For this V8 I decided to use a V8 fibreglass aft deck which has the upstand for the hatch lid, and the well for the mast and vang to sit in. I also bought the fibreglass keel box, mast box, winch tray, and bulkhead for the chain plates to attach to. So this is a “fusion” cedar and fibreglass boat.
I set the yacht up vertically and epoxy glued all these interior fittings in place, and fitted the aft deck.
For my rudder stock I purchased a piece of fibreglass tube from ”Killwell “who make fishing rods and fibreglass and carbon tubes for industry in New Zealand. My tube is 8 mm outside diameter and so has a wall thickness of 2 mm. I don’t use metal for tubing as it doesn’t glue as well as fibreglass and also metal tends to corrode with the rudder stock in salt water after a period. I made a fibreglass channel section and glued it in place across the boat and then set the rudder tube up through it.
I glued the servo tray to the hull and to the mainsheet post as shown in the photo below.
For the chain plates I laid up a block of fibreglass about 8 mm square x 40 mm long and glued it onto the hull and the bulkhead to transfer the loads down to the keel box. I then drilled an oversize (4mm) hole in the blocks to the depth of my chain plate eyebolts which are 3 mm diameter. Once the deck was fastened to the hull I filled the holes with resin, letting it soak in completely for about 10 minutes then glued the eyebolts into the oversize holes. The idea of the oversize holes is that there is more surface area and therefore more holding power for the epoxy glue around the chain plate bolts.
For the backstay chainplate I glued a piece of 8 mm square cedar inside the transom and drilled a 4 mm hole down the center and after the deck was glued down I inserted the backstay eyebolt into the hole which was saturated with resin.
I doubled up the gunwhale in this area and lifted the inside piece higher than the actual sheer line so I could fair the foredeck to it.
I made a kingplank from 8 mm x 4mm cedar, doubled it up at the aft end to take my tube for the mast ram, and doubled it up for the 3 jib boom positions forward, then made some fibreglass deck beams about 1.5 mm thick and glued them across the boat and to the kingplank. I made a 1.5 mm fibreglass web and glued it to the kingplank and down to the bottom of the hull to transfer the jib boom loads.
At this stage I also glued 3 nuts under the kingplank so I could screw my jib boom eyebolts into them once the foredeck was on. I made a template of these positions with the stem as a reference point so when the foredeck was on I could lay the template on the deck and drill through to locate the nuts.
Fitting the aft deck
This is a fibreglass moulding so I rebated the gunwhales and glued it down into the rebate so the deck was flush with the cedar gunwhale, I then laid a strip of 50 gram fibreglass around the gunwhale to seal and protect it.
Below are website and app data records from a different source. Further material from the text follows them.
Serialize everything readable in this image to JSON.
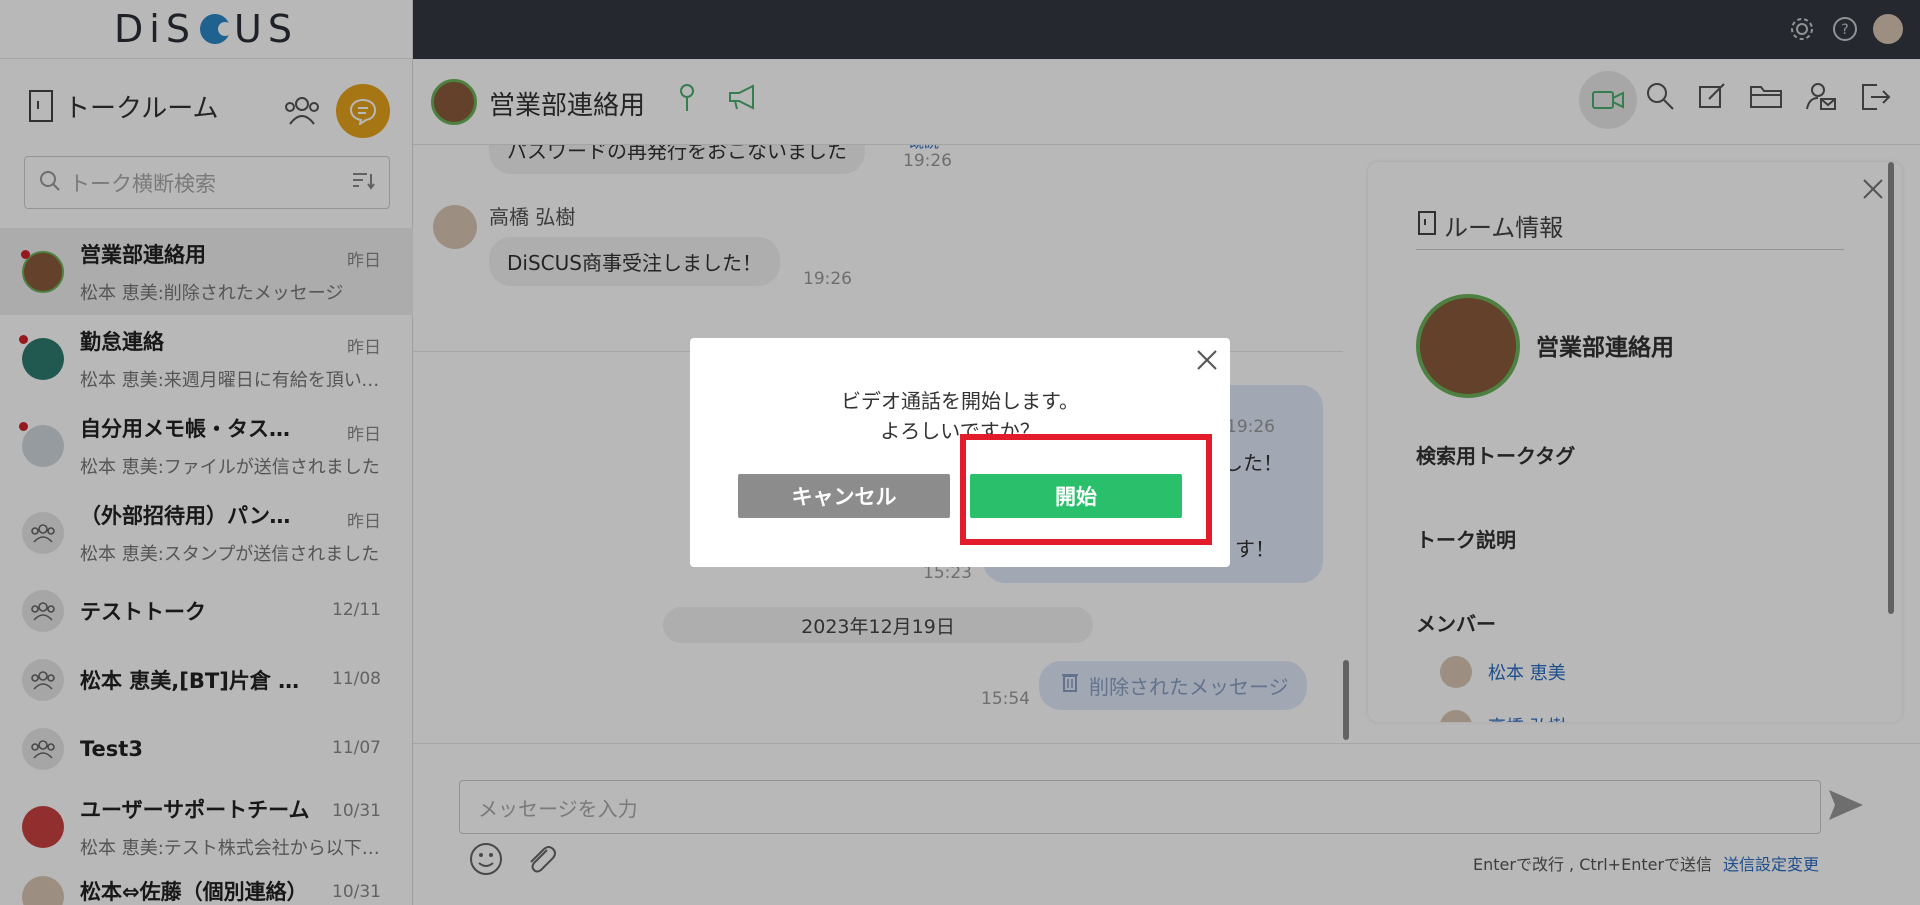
{
  "app": {
    "logo_text": "DiSCUS"
  },
  "sidebar": {
    "title": "トークルーム",
    "search_placeholder": "トーク横断検索",
    "rooms": [
      {
        "name": "営業部連絡用",
        "last": "松本 恵美:削除されたメッセージ",
        "date": "昨日",
        "unread": true,
        "active": true
      },
      {
        "name": "勤怠連絡",
        "last": "松本 恵美:来週月曜日に有給を頂いてもよろしいでしょうか",
        "date": "昨日",
        "unread": true
      },
      {
        "name": "自分用メモ帳・タスク管理",
        "last": "松本 恵美:ファイルが送信されました",
        "date": "昨日",
        "unread": true
      },
      {
        "name": "（外部招待用）パンフレット制作",
        "last": "松本 恵美:スタンプが送信されました",
        "date": "昨日"
      },
      {
        "name": "テストトーク",
        "last": "",
        "date": "12/11"
      },
      {
        "name": "松本 恵美,[BT]片倉 隆之",
        "last": "",
        "date": "11/08"
      },
      {
        "name": "Test3",
        "last": "",
        "date": "11/07"
      },
      {
        "name": "ユーザーサポートチーム",
        "last": "松本 恵美:テスト株式会社から以下の問い合わせ",
        "date": "10/31"
      },
      {
        "name": "松本⇔佐藤（個別連絡）",
        "last": "",
        "date": "10/31"
      }
    ]
  },
  "chat": {
    "room_name": "営業部連絡用",
    "messages": {
      "m1_text": "パスワードの再発行をおこないました",
      "m1_read": "既読",
      "m1_time": "19:26",
      "m2_sender": "高橋 弘樹",
      "m2_text": "DiSCUS商事受注しました！",
      "m2_time": "19:26",
      "m3_time": "19:26",
      "m3_text_a": "した！",
      "m3_text_b": "す！",
      "m3_side_time": "15:23",
      "date_separator": "2023年12月19日",
      "m4_text": "削除されたメッセージ",
      "m4_time": "15:54"
    }
  },
  "room_info": {
    "title": "ルーム情報",
    "room_name": "営業部連絡用",
    "tag_label": "検索用トークタグ",
    "desc_label": "トーク説明",
    "members_label": "メンバー",
    "members": [
      "松本 恵美",
      "高橋 弘樹"
    ]
  },
  "input": {
    "placeholder": "メッセージを入力",
    "hint": "Enterで改行 , Ctrl+Enterで送信",
    "setting_link": "送信設定変更"
  },
  "modal": {
    "line1": "ビデオ通話を開始します。",
    "line2": "よろしいですか？",
    "cancel_label": "キャンセル",
    "start_label": "開始"
  },
  "colors": {
    "topbar": "#343841",
    "accent_green": "#2ac06b",
    "highlight_red": "#e21c2a",
    "new_talk_orange": "#e6a21c",
    "unread_dot": "#d0202a"
  }
}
Great care was taken to glue the mast well part of the aft deck to the top of the centercase and mast box to ensure there are no leaks up the keel slot.
I then sealed the underside of the .8 mm birch ply foredeck and glued it down to the kingplank and deck beams, holding it in place with masking tape until the glue dried
So all that was left now was to spray the hull with Awlgrip Awlwood varnish and the deck with a red automobile spray can from Supercheap auto.
I gave the bulb 5 coats of epoxy resin and left it unpainted as the painted versions always seem to get scratches on the bottom and I am always sanding and repainting it.
I fitted the RMG winch, a Hi tech waterproof servo, Ian Vickers sails and now I ‘m off sailing.
The yacht including A rig weighs 3765 grams before fitting the battery and trim ballast. The hull is very stiff being 2.5 mm thick cedar fibreglassed inside and out.
Radio Yacht Squadron Nelson
May 11 2015
3 thoughts on “Building my second cedar V8 IOM yacht.”
That is a very god looking yacht. Well done. Alex
That is a very good looking yacht. Well done. Alex
I am new into building a marble head.
I have western red cedar but no t quarter sawn.
Where in Australia can I get good quality light coloured cedar that smells like pencil sharpenings?
Also ..I don’t understand the “pot” in the mid ships?
What is its purpose?
Hope to hear from you.
Your yacht is just gorgeous!
Better looking than carbon fibre in my old fashioned opinion.
Cedar verses carbon….
Whats your take?.